- Before performing any hard disk reconfigurations, please make sure you have a good (tested) backup of your server. As with all HD reconfigurations, there is a risk of data loss.
- Confirm the Dell Open Manage Server Administrator is installed. If not, download and install it.
- Add the hard drives to the server and reboot. They should be the same size or larger.
- Boot to the PERC (raid controller) in the bios. On the Dell PowerEdge it’s CTRL+R
- There is an additional menu that now appears up top called Foreign View. CTRL+N over to the Foreign View menu and view the additional disk group. You’ll see it’s marked as foreign.
- Highlight the Controller where the foreign configuration exists, press F2 . Use the arrow keys expand the menu with the arrow keys and select clear. Clear will delete the foreign configuration (example, if you’re using disks from another server). Press Enter.
- Press OK if you’re sure you want to clear the configuration.
- Press OK. You’ll see that the foreign view menu has disappeared.
- Exit the BIOS utility by pressing ESC. Reboot the server.
- Log into the server and launch Server Administrator. Expand the Connector and the physical disks. The state of the disks should read “Ready” and the used RAID disk space as 0GB.
- From the left pane, click on the virtual disk and click the down arrow next to Available Tasks. Select Reconfigure and click execute.
- Click the connector to view the physical disks. Select the disks that you just installed by clicking the check box.
- The new disks are now listed under selected physical disks. Click continue.
- Select the current raid level of the current disks. If your virtual disk is currently RAID-5, make sure you select RAID-5. Click continue.
- Review the new virtual disk configuration. Click finish.
- The disk reconstruction will begin and the progress will be displayed.
- This will take several hours to complete. Once finished, view disk management. There you can see the new unallocated space at the end of the disk.
- To grow C:\ the free space must be immediately following that partition. Use disk part to move the partitions around (steps to follow). First, you can grow D:\ by using diskpart.
Continue on to Step 2
To Grow the D:\ Drive
This is part 2 of the “Adding space to a vDisk on a PERC 5/i Controller” post.
Back to Part 1
- Launch diskpart from the command prompt. #diskpart (enter)
- It opens in another window. Enter #LIST DISK (enter) and review the disks of the server.
- Enter #LIST VOLUME (enter) to view the volumes. Note the volume numbers next to the drive letter. You will select the volume that you would like to grow.
- #LIST PARTITION (to view the partitions)
- Enter #SELECT DISK # (the number of the volume you’re growing). This is to bring focus on the disk that you’re working with. OR
- Enter #SELECT VOLUME 2 (the D:\ is what we’re growing so we will have enough space to ‘give’ to C:\)
- Decide on the size that you’d like to grow the disk by (in MB). In this example, we grew the disk by 100GB. Enter #EXTEND SIZE=100000 (100GB~)
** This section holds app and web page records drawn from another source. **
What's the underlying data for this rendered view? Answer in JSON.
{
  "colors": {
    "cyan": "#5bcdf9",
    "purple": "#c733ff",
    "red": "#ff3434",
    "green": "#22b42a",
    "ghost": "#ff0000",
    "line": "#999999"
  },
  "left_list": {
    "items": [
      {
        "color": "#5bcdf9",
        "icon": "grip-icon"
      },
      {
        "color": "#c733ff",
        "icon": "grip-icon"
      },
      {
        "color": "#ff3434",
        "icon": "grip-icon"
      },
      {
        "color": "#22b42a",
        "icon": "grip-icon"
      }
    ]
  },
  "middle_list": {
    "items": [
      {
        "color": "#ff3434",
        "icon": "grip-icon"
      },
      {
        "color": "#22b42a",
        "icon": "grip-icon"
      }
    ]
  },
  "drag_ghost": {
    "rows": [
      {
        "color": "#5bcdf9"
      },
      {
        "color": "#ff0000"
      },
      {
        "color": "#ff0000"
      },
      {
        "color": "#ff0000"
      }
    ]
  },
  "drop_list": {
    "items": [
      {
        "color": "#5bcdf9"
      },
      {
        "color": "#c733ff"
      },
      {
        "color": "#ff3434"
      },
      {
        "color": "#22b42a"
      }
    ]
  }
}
- You’ll see the success message immediately following.
- Enter #LIST VOLUME (to review the size of the new volume. It will have an asterisk beside it)
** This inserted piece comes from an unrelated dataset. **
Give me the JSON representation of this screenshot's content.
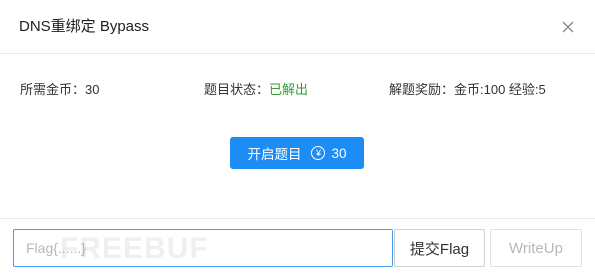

- Enter #LIST DISK to view the available space on the vDisk.
- Enter #EXIT to close diskpart.
- Go back to disk management and view the size change of D:\ and the unallocated space.
Next Step: Growing the C:\ Drive
I’m human. Someone asked me how to get to Active Directory Users and Computers (ADUC) on a 2008 R2 and my first response was, look under Administrative Tools. Well, as luck would have it, it’s not there. Where is it, MMC? admintools? adminpak? I wasn’t sure. This is a new server and not under my purview so I just assumed it was there. Sometimes I think I’ve forgotten more that I remember, but then, It dawned on me, this is 2008R2 and EVERYTHING is either a role or a feature.
How to add Active Directory Users and Computers to a Windows 2008 R2 Server
- Launch Server Manager
- Click on/Expand Features
- Click Add Features
- Scroll down and expand Remote Server Administration Tools
- Expand Role Administration Tools + AD DS and AD LDS Tools
- Select AD DS Snap-Ins and Command-line Tools
- Click Next. Confirm installation selections and Click install.
- Click Close when the installation succeeds.